“What would it mean to just start over?” Elle Pérez reflects. “What would it mean to go somewhere else?” The New York-based artist has been ruminating on this sentiment. We’ve come to know Pérez primarily as a portraitist, one that constellates multiple aspects of queer life to evoke a utopia and honour the history of a community that sufferers mass erasure. In a new exhibition, titled Devotions, that recently opened at Carnegie Museum of Art in Pittsburg and running until 22 August 2021, Pérez blends landscapes, still lifes and portraiture in a complex and personal exploration of intimacy and notions of transition. The body of work seeks out moments of transcendence in the alchemy of everyday life.

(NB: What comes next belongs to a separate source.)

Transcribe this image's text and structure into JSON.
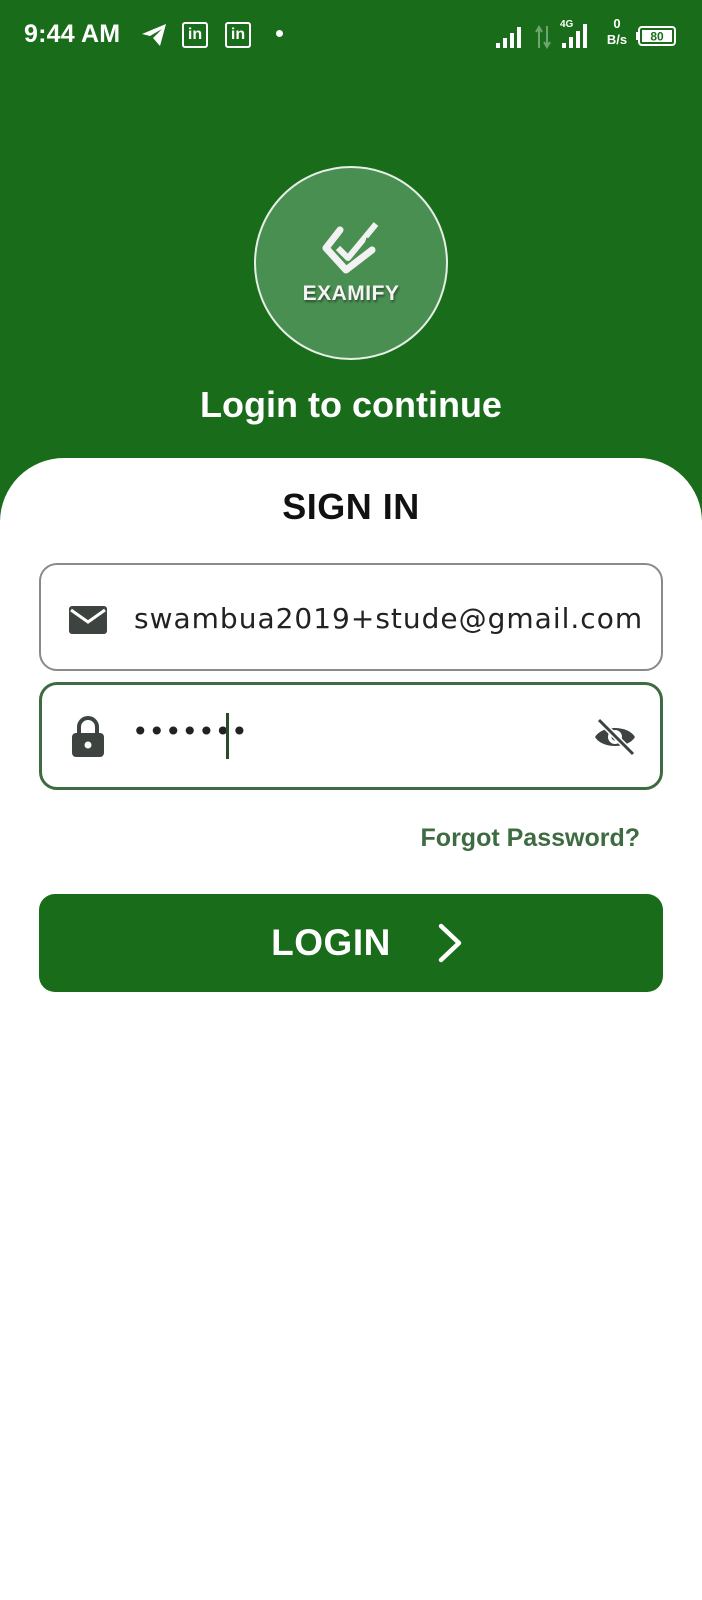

The exhibition has two beginnings. The first is rooted in Pérez’s Muay Thai training, a community they have been actively invested in since 2018. “I’m interested in the intimacy between maintained bodies,” Pérez explains. “With fighting, you’re always in a perpetual cycle of transformation. We’re always navigating new challenges. The act of becoming is a throughline in the work, mirroring what I’ve been experiencing with my body and hormones.” Pérez modulates testosterone, “to change the landscape of my mind – not modify my personal appearance.”

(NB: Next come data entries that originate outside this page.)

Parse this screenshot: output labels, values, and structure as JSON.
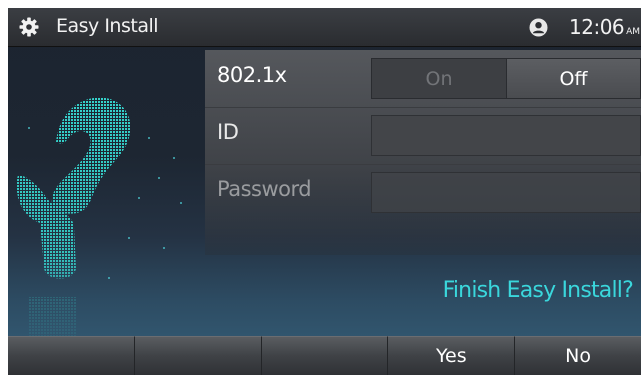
{
  "status_bar": {
    "title": "Easy Install",
    "time": "12:06",
    "ampm": "AM",
    "icons": {
      "left": "gear-icon",
      "right": "user-icon"
    }
  },
  "settings": {
    "rows": [
      {
        "label": "802.1x",
        "type": "toggle",
        "options": [
          "On",
          "Off"
        ],
        "selected": "Off"
      },
      {
        "label": "ID",
        "type": "text",
        "value": ""
      },
      {
        "label": "Password",
        "type": "password",
        "value": ""
      }
    ]
  },
  "prompt": "Finish Easy Install?",
  "softkeys": [
    "",
    "",
    "",
    "Yes",
    "No"
  ],
  "colors": {
    "accent": "#3ad7dc",
    "question_mark": "#35e0d8"
  }
}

Their practice is rooted in the complexities of gender, queer life and the ever-changing nature of identity. “There is never an endpoint with the body or with a transition. There’s always a kind of maintenance of it. I’d been thinking about how these things could be metaphors for each other, and it opened up a possibility for new work.” Just as Pérez was about to begin shooting, the pandemic curtailed their efforts and rerouted the work in ways that most artists would find frustrating. Still, Pérez leaned into it with energy and possibility. “I like to be responsive. For me, that’s been a really productive space because I can learn something from the work, or it sends me in directions that I could have never anticipated. That gets really exciting.”

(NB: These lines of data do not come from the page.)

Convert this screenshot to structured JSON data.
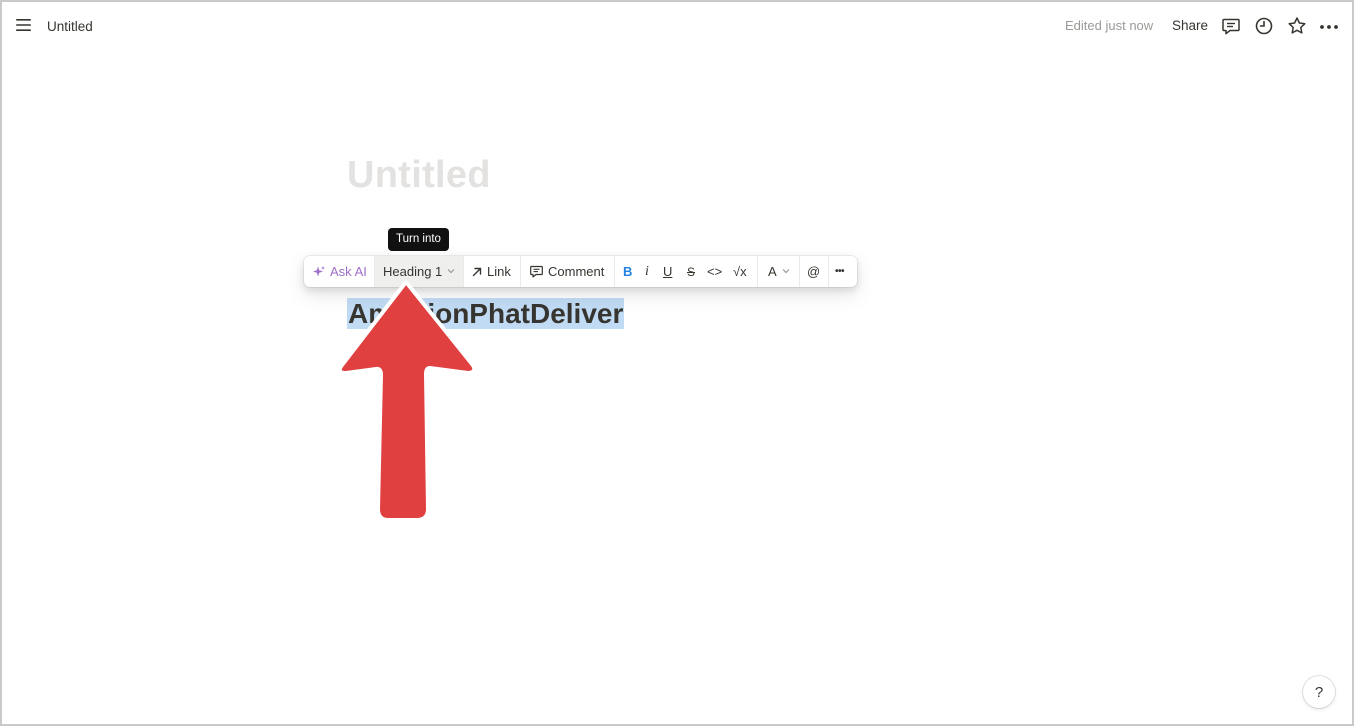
{
  "topbar": {
    "page_title": "Untitled",
    "edited_status": "Edited just now",
    "share_label": "Share"
  },
  "page": {
    "title_placeholder": "Untitled",
    "heading_selected_text": "AmbitionPhatDeliver"
  },
  "tooltip": {
    "text": "Turn into"
  },
  "toolbar": {
    "ask_ai": "Ask AI",
    "block_type": "Heading 1",
    "link": "Link",
    "comment": "Comment",
    "bold": "B",
    "italic": "i",
    "underline": "U",
    "strike": "S",
    "code": "<>",
    "equation": "√x",
    "text_color": "A",
    "mention": "@",
    "more": "•••"
  },
  "help": {
    "label": "?"
  },
  "colors": {
    "accent_ai": "#a06fcc",
    "bold_blue": "#2383e2",
    "selection": "#c2dbf5",
    "arrow_red": "#e04040"
  }
}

Creative director, writer, podcaster and photo director, Gem Fletcher works across visual-cultural fields, focusing on emerging talent in contemporary photography and art. She is the photo director of Riposte Magazine, and hosts a photography podcast, The Messy Truth.